Personal income tax (including Social Security Contributions) gap
Personal Income Tax (PIT) and social security contributions (SSC) are the core source of government revenue in all EU Member States. In 2020, PIT and SSC contributions across Member States ranged from 49 to 75 percent and accounted in total for approximately 67 percent of total receipts from taxes and social contributions in the EU-27. To meet the fiscal objectives of PIT and achieve fairness of the PIT and SSC system, it is important to minimise the impact of non-compliance or, in other words, seal the tax and contributions gap. The gap is the difference between the theoretically collectible revenue in accordance with the law and the value that is actually collected. This difference, denoted often both in nominal terms and in relation to the total liability, accounts for the overall non-compliance.
The study aims to provide support in harmonising and streamlining the various approaches currently used in Member States when estimating tax gaps. The purpose of the study is:
- to review the tax gap methodologies available for PIT/SSC gap,
- to recommend a common method for the estimation of PIT/SSC gaps, that could be implemented in all EU Member States’ tax administrations,
- to use the identified method to calculate the gap for the EU Member States over a number of years.
The scope of the study is the assessment of methods currently used by tax authorities within the EU and a selected number of tax authorities outside of the EU and international organisations to calculate PIT/SSC gaps. The study will identify a common method to be applied across all Member States and which ensure reliable tax gap estimates whilst addressing the characteristics of Member States’ tax administrations. The study will also include a recommendation of the requisite method from the set of methods analysed by the contractor. Phase 2 of the project should then involve the calculation of the PIT/SSC gap for EU Member States.

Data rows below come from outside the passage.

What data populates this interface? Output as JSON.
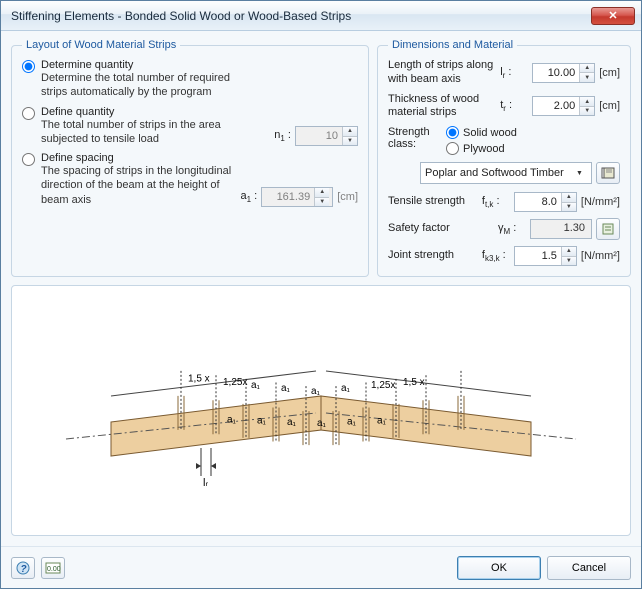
{
  "window": {
    "title": "Stiffening Elements - Bonded Solid Wood or Wood-Based Strips",
    "close_glyph": "✕"
  },
  "layout_group": {
    "legend": "Layout of Wood Material Strips",
    "opt_determine": {
      "title": "Determine quantity",
      "desc": "Determine the total number of required strips automatically by the program"
    },
    "opt_define_qty": {
      "title": "Define quantity",
      "desc": "The total number of strips in the area subjected to tensile load",
      "sym_html": "n",
      "sub": "1",
      "value": "10"
    },
    "opt_define_spacing": {
      "title": "Define spacing",
      "desc": "The spacing of strips in the longitudinal direction of the beam at the height of beam axis",
      "sym_html": "a",
      "sub": "1",
      "value": "161.39",
      "unit": "[cm]"
    }
  },
  "dim_group": {
    "legend": "Dimensions and Material",
    "length_label": "Length of strips along with beam axis",
    "length_sym": "l",
    "length_sub": "r",
    "length_val": "10.00",
    "length_unit": "[cm]",
    "thick_label": "Thickness of wood material strips",
    "thick_sym": "t",
    "thick_sub": "r",
    "thick_val": "2.00",
    "thick_unit": "[cm]",
    "strength_class_label": "Strength class:",
    "radio_solid": "Solid wood",
    "radio_ply": "Plywood",
    "combo_val": "Poplar and Softwood Timber",
    "tensile_label": "Tensile strength",
    "tensile_sym": "f",
    "tensile_sub": "t,k",
    "tensile_val": "8.0",
    "tensile_unit": "[N/mm²]",
    "safety_label": "Safety factor",
    "safety_sym": "γ",
    "safety_sub": "M",
    "safety_val": "1.30",
    "joint_label": "Joint strength",
    "joint_sym": "f",
    "joint_sub": "k3,k",
    "joint_val": "1.5",
    "joint_unit": "[N/mm²]"
  },
  "diagram": {
    "labels": [
      "1,5 x",
      "1,25x",
      "a₁",
      "a₁",
      "a₁",
      "a₁",
      "1,25x",
      "1,5 x"
    ],
    "lower": [
      "a₁",
      "a₁",
      "a₁",
      "a₁",
      "a₁",
      "a₁"
    ],
    "lr": "lᵣ"
  },
  "footer": {
    "ok": "OK",
    "cancel": "Cancel"
  }
}
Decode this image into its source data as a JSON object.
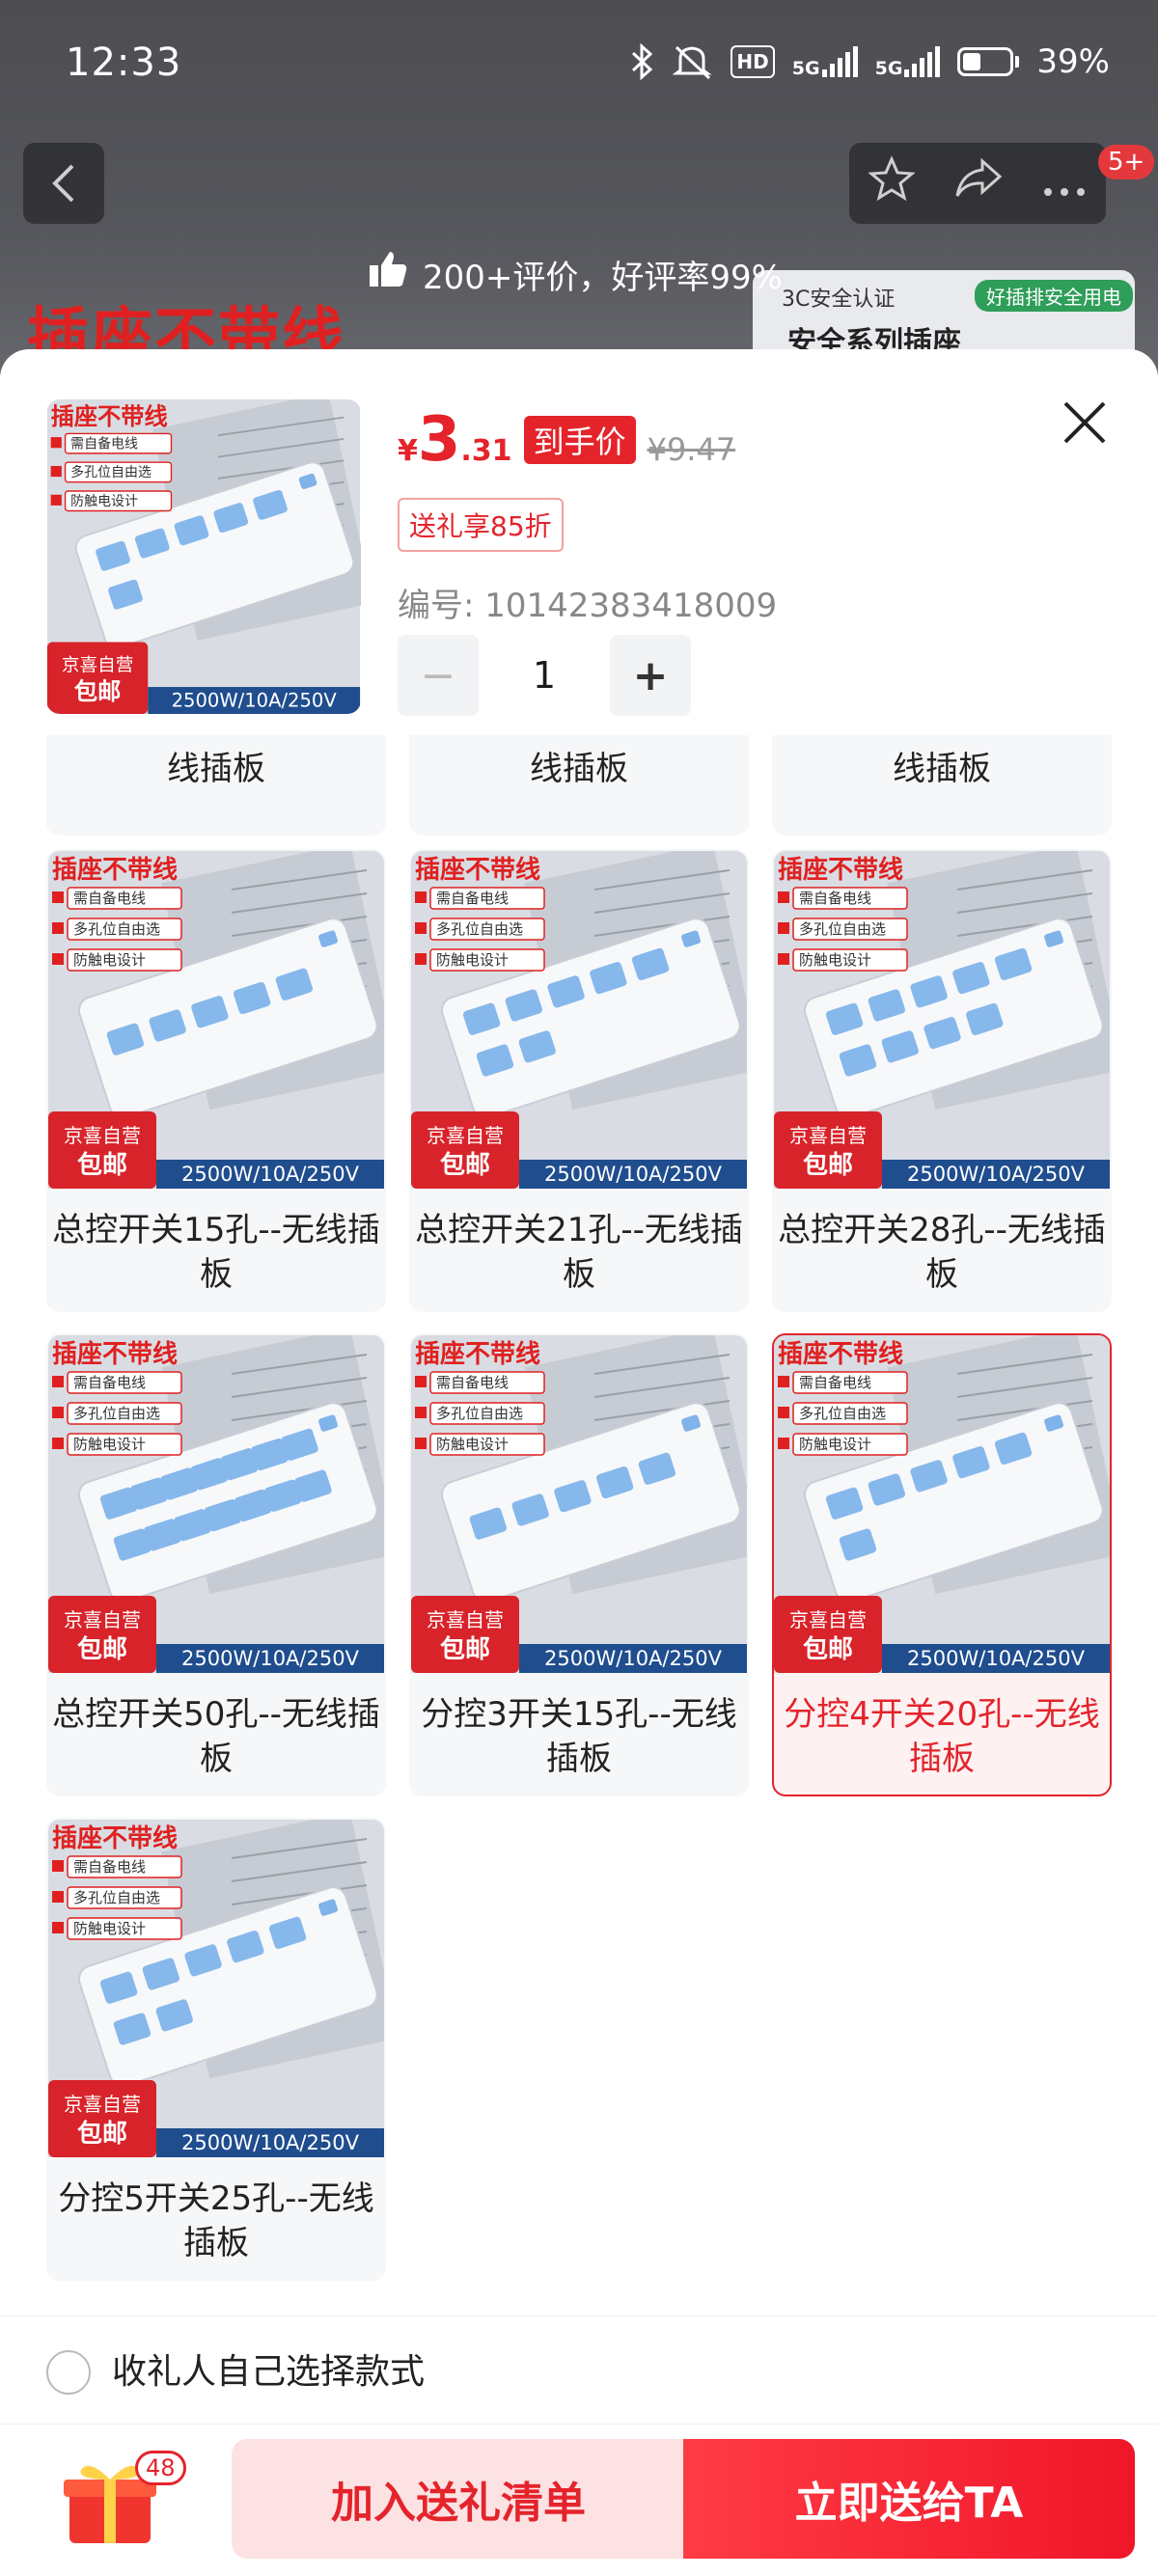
{
  "status_bar": {
    "time": "12:33",
    "battery": "39%",
    "net1": "5G",
    "net2": "5G",
    "hd": "HD"
  },
  "top_nav": {
    "back_icon": "chevron-left-icon",
    "badge": "5+"
  },
  "review_banner": {
    "text": "200+评价，好评率99%"
  },
  "background": {
    "headline": "插座不带线",
    "card_cert": "3C安全认证",
    "card_tag": "好插排安全用电",
    "card_title": "安全系列插座"
  },
  "product": {
    "price_symbol": "¥",
    "price_int": "3",
    "price_dec": ".31",
    "price_tag": "到手价",
    "original_price": "¥9.47",
    "gift_discount": "送礼享85折",
    "sku_number": "编号: 10142383418009",
    "quantity": "1",
    "minus": "−",
    "plus": "+"
  },
  "thumb_text": {
    "headline": "插座不带线",
    "feature1": "需自备电线",
    "feature2": "多孔位自由选",
    "feature3": "防触电设计",
    "jd_line1": "京喜自营",
    "jd_line2": "包邮",
    "spec": "2500W/10A/250V"
  },
  "variants": [
    {
      "label": "线插板",
      "selected": false
    },
    {
      "label": "线插板",
      "selected": false
    },
    {
      "label": "线插板",
      "selected": false
    },
    {
      "label": "总控开关15孔--无线插板",
      "selected": false,
      "sockets": 5
    },
    {
      "label": "总控开关21孔--无线插板",
      "selected": false,
      "sockets": 7
    },
    {
      "label": "总控开关28孔--无线插板",
      "selected": false,
      "sockets": 9
    },
    {
      "label": "总控开关50孔--无线插板",
      "selected": false,
      "sockets": 14
    },
    {
      "label": "分控3开关15孔--无线插板",
      "selected": false,
      "sockets": 5
    },
    {
      "label": "分控4开关20孔--无线插板",
      "selected": true,
      "sockets": 6
    },
    {
      "label": "分控5开关25孔--无线插板",
      "selected": false,
      "sockets": 7
    }
  ],
  "recipient_choice": {
    "label": "收礼人自己选择款式"
  },
  "bottom_bar": {
    "cart_count": "48",
    "add_label": "加入送礼清单",
    "send_label": "立即送给TA"
  },
  "colors": {
    "accent": "#e4232b",
    "selected_bg": "#fdf1f1"
  }
}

Client: European Commission (DG Taxud)
Lead partner: CASE
Partners: Austrian Institute of Economic Research (WIFO), PricewaterhouseCoopers (PwC), and the ifo Institut (ifo)